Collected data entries
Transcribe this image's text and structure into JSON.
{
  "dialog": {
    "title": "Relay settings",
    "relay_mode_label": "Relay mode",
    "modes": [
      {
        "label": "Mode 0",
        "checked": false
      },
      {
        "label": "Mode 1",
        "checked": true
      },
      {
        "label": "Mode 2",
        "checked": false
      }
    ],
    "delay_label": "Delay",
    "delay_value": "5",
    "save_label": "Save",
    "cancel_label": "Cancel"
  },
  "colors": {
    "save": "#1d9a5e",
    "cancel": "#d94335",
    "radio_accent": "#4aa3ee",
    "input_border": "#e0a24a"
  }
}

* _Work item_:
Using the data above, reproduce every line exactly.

* _Answer for this exercise_:
Transcribe this image's text and structure into JSON.
{
  "dialog": {
    "title": "Relay settings",
    "relay_mode_label": "Relay mode",
    "modes": [
      {
        "label": "Mode 0",
        "checked": false
      },
      {
        "label": "Mode 1",
        "checked": true
      },
      {
        "label": "Mode 2",
        "checked": false
      }
    ],
    "delay_label": "Delay",
    "delay_value": "5",
    "save_label": "Save",
    "cancel_label": "Cancel"
  },
  "colors": {
    "save": "#1d9a5e",
    "cancel": "#d94335",
    "radio_accent": "#4aa3ee",
    "input_border": "#e0a24a"
  }
}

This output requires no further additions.